DUI (driving while impaired or DWI in North Carolina) is a serious issue because of the costs it could imply: specifically injuries, property damage and death. The real question, however, is whether the establishment of stricter DUI policies works.
Lawmakers have linked strict laws to reductions of alcohol- and drug-related crash fatality rates across the country. That is just a general rule — some people defending against DUI charges might not represent the same type of risk. After all, everyone makes mistakes.
The case for strict laws
On one hand, strict DUI laws play a role in the decline in DUI-related accidents. For example, according to the National Institute on Alcohol Abuse and Alcoholism, alcohol alone is a factor in a large portion of all traffic fatalities.
Research in different forms often draws the same conclusion. It also shows that lenient states in terms of DUI laws tend to report more traffic fatalities related to alcohol.
One might assume that stricter laws reduce tragedies on the road. However, on the whole, the main factor that determines a state’s fatality rate seems to be its population density, not its laws. Even more strangely, DUI laws seem to correlate more strongly with demographics and neighboring states’ driving laws — not fatality or crash rates.
The case for compassion
Strict laws might be desirable for those who demonstrate that they are a danger to society. However, even the lowest levels of punishment could result in stigma and long-term consequences.
For example, the North Carolina Department of Public Safety outlines the increasingly severe punishments possible for DWI. There are five levels of misdemeanor DWI and one felony level.
Even misdemeanors are not minor crimes. In fact, there is no such thing as a minor crime: By definition, a crime is an act or omission that requires someone to render judgment on the perpetrator.
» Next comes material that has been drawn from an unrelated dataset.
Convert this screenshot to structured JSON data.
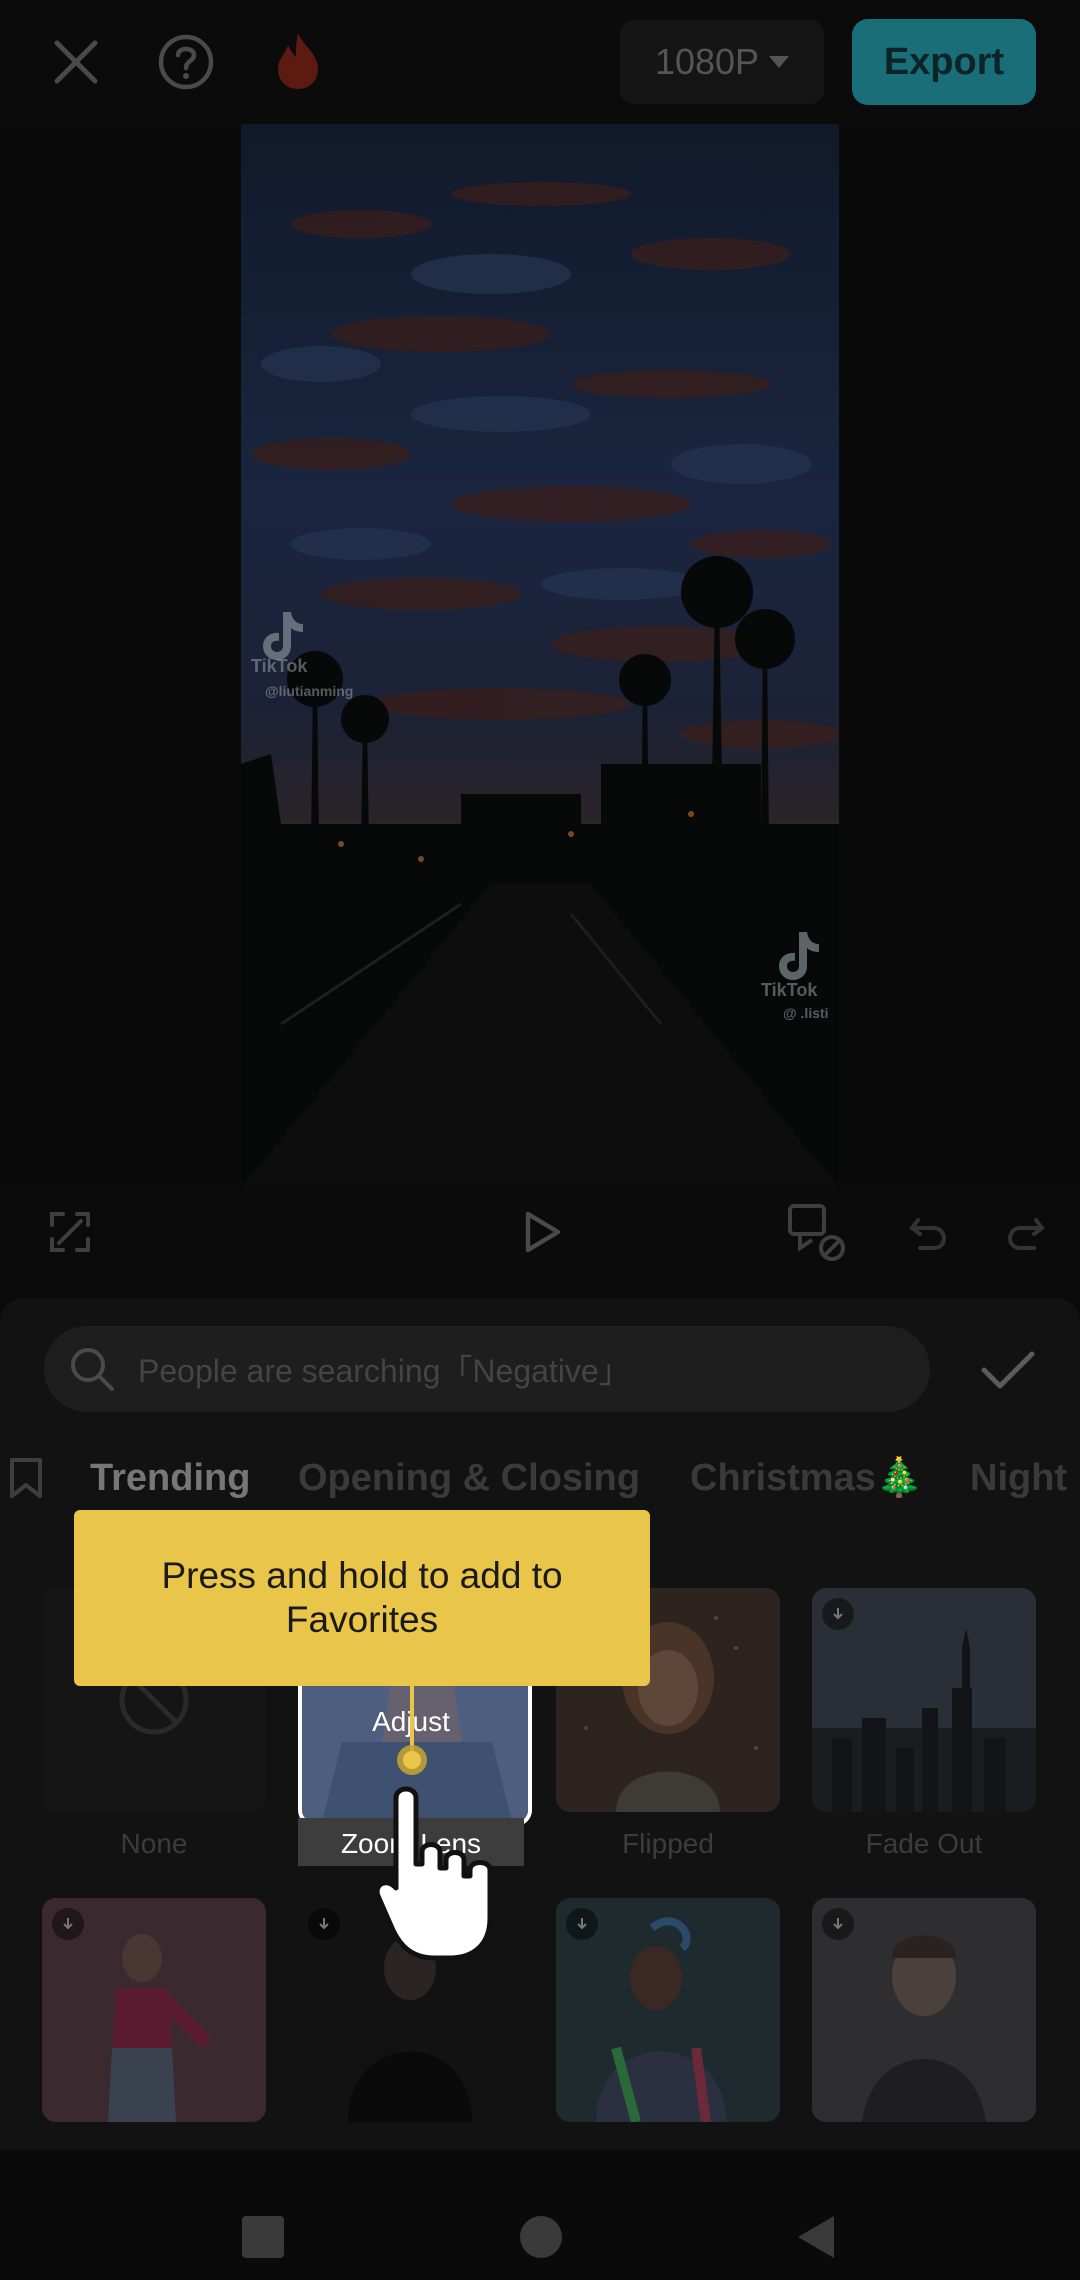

As such, it carries a certain stigma. Nobody should have to suffer from the burden of a criminal record if an unjust charge or an improper arrest violates their civil rights.